▸ ASSIGNMENT:
Please print the entries exactly, omitting each image.

▸ Excerpts from an interface dataset:
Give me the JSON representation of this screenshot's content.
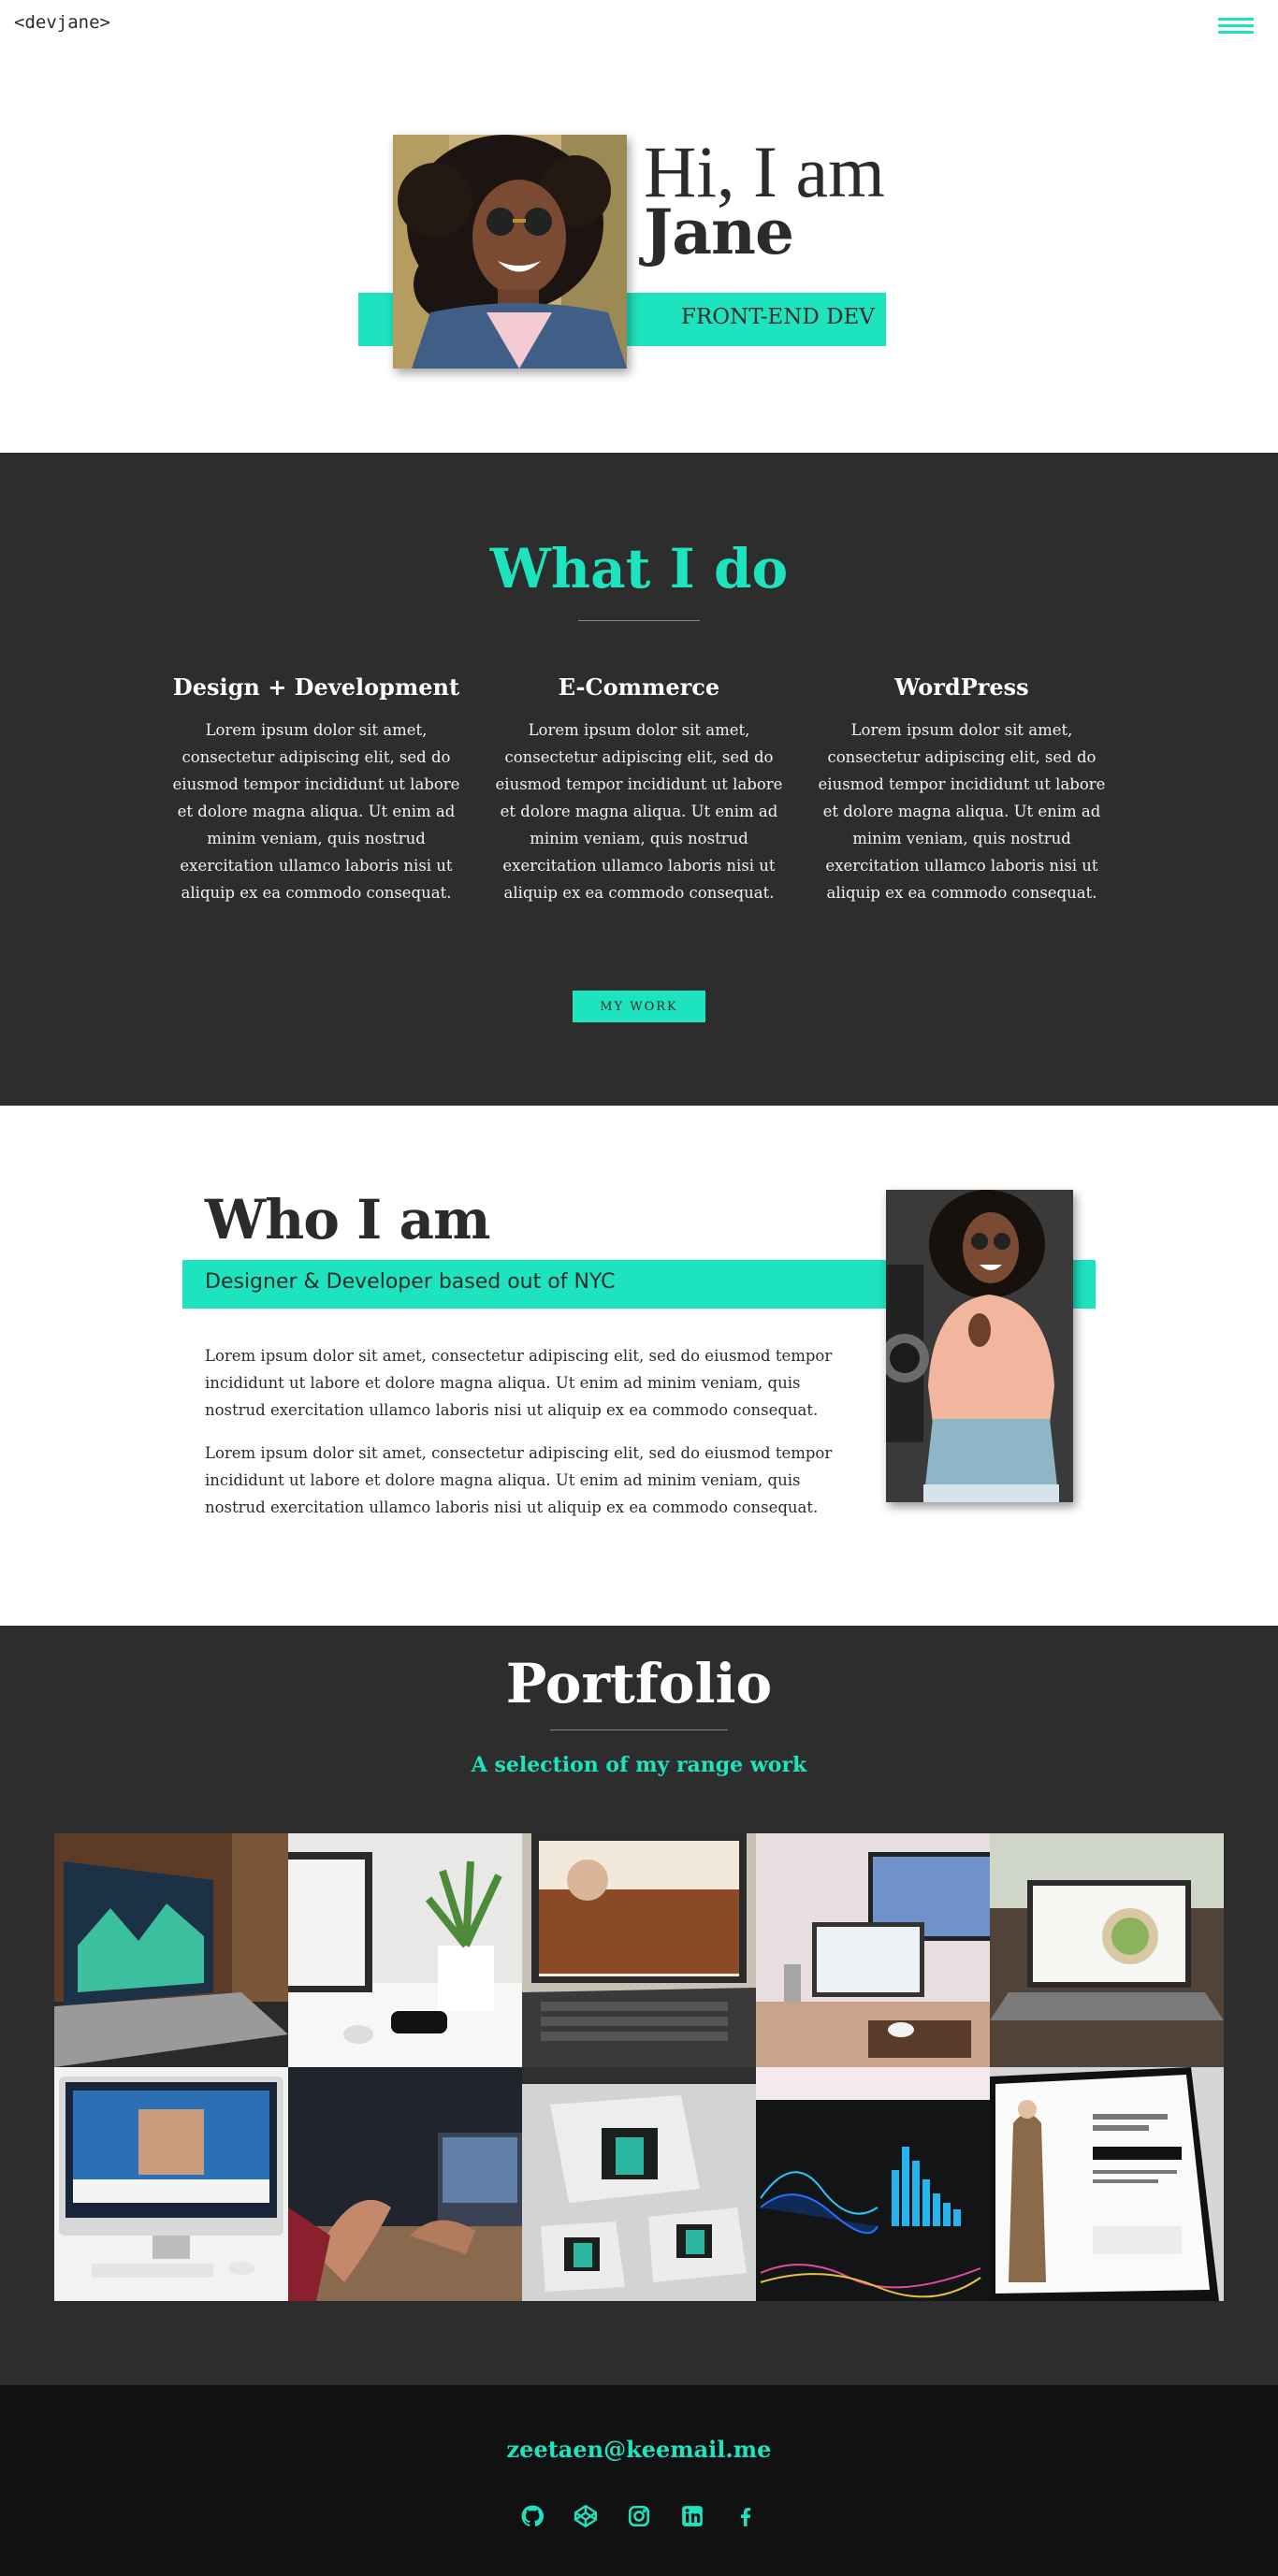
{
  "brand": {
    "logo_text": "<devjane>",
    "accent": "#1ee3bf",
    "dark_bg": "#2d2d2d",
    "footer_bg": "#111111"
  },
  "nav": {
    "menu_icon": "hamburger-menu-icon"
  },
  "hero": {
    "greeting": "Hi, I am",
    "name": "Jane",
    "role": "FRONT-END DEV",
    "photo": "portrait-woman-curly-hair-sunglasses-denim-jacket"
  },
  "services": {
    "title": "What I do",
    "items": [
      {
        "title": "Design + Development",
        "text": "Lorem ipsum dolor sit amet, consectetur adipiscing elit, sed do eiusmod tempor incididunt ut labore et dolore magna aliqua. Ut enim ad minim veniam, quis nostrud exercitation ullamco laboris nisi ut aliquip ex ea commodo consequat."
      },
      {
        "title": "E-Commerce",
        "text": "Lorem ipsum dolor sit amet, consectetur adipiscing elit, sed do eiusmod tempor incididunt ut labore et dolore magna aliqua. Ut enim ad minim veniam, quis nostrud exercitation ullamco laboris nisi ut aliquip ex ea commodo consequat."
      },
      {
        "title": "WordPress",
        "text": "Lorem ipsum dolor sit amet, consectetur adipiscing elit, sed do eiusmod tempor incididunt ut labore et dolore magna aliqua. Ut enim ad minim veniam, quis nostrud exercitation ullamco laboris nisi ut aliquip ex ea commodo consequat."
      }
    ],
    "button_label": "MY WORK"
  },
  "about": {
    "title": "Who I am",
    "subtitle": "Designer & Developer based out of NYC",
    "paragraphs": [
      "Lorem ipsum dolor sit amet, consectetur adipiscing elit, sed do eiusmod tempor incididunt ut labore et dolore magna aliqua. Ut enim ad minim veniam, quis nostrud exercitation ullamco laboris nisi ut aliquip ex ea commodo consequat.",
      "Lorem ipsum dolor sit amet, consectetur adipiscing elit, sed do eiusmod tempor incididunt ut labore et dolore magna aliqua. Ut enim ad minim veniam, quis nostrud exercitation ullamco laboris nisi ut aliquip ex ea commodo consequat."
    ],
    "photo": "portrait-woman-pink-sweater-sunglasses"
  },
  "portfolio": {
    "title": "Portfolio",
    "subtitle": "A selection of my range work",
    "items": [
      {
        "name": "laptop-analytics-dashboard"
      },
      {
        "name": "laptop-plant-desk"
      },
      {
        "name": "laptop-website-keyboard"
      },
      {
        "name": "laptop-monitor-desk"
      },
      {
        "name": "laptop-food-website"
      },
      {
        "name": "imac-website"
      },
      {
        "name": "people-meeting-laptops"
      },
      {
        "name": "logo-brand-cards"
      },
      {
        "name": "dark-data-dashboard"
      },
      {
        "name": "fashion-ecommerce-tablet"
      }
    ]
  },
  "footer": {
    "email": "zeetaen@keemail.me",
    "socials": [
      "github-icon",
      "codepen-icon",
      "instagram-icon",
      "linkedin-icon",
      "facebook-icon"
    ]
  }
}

▸ OUTPUT BELOW:
Give me the JSON representation of this screenshot's content.
{
  "brand": {
    "logo_text": "<devjane>",
    "accent": "#1ee3bf",
    "dark_bg": "#2d2d2d",
    "footer_bg": "#111111"
  },
  "nav": {
    "menu_icon": "hamburger-menu-icon"
  },
  "hero": {
    "greeting": "Hi, I am",
    "name": "Jane",
    "role": "FRONT-END DEV",
    "photo": "portrait-woman-curly-hair-sunglasses-denim-jacket"
  },
  "services": {
    "title": "What I do",
    "items": [
      {
        "title": "Design + Development",
        "text": "Lorem ipsum dolor sit amet, consectetur adipiscing elit, sed do eiusmod tempor incididunt ut labore et dolore magna aliqua. Ut enim ad minim veniam, quis nostrud exercitation ullamco laboris nisi ut aliquip ex ea commodo consequat."
      },
      {
        "title": "E-Commerce",
        "text": "Lorem ipsum dolor sit amet, consectetur adipiscing elit, sed do eiusmod tempor incididunt ut labore et dolore magna aliqua. Ut enim ad minim veniam, quis nostrud exercitation ullamco laboris nisi ut aliquip ex ea commodo consequat."
      },
      {
        "title": "WordPress",
        "text": "Lorem ipsum dolor sit amet, consectetur adipiscing elit, sed do eiusmod tempor incididunt ut labore et dolore magna aliqua. Ut enim ad minim veniam, quis nostrud exercitation ullamco laboris nisi ut aliquip ex ea commodo consequat."
      }
    ],
    "button_label": "MY WORK"
  },
  "about": {
    "title": "Who I am",
    "subtitle": "Designer & Developer based out of NYC",
    "paragraphs": [
      "Lorem ipsum dolor sit amet, consectetur adipiscing elit, sed do eiusmod tempor incididunt ut labore et dolore magna aliqua. Ut enim ad minim veniam, quis nostrud exercitation ullamco laboris nisi ut aliquip ex ea commodo consequat.",
      "Lorem ipsum dolor sit amet, consectetur adipiscing elit, sed do eiusmod tempor incididunt ut labore et dolore magna aliqua. Ut enim ad minim veniam, quis nostrud exercitation ullamco laboris nisi ut aliquip ex ea commodo consequat."
    ],
    "photo": "portrait-woman-pink-sweater-sunglasses"
  },
  "portfolio": {
    "title": "Portfolio",
    "subtitle": "A selection of my range work",
    "items": [
      {
        "name": "laptop-analytics-dashboard"
      },
      {
        "name": "laptop-plant-desk"
      },
      {
        "name": "laptop-website-keyboard"
      },
      {
        "name": "laptop-monitor-desk"
      },
      {
        "name": "laptop-food-website"
      },
      {
        "name": "imac-website"
      },
      {
        "name": "people-meeting-laptops"
      },
      {
        "name": "logo-brand-cards"
      },
      {
        "name": "dark-data-dashboard"
      },
      {
        "name": "fashion-ecommerce-tablet"
      }
    ]
  },
  "footer": {
    "email": "zeetaen@keemail.me",
    "socials": [
      "github-icon",
      "codepen-icon",
      "instagram-icon",
      "linkedin-icon",
      "facebook-icon"
    ]
  }
}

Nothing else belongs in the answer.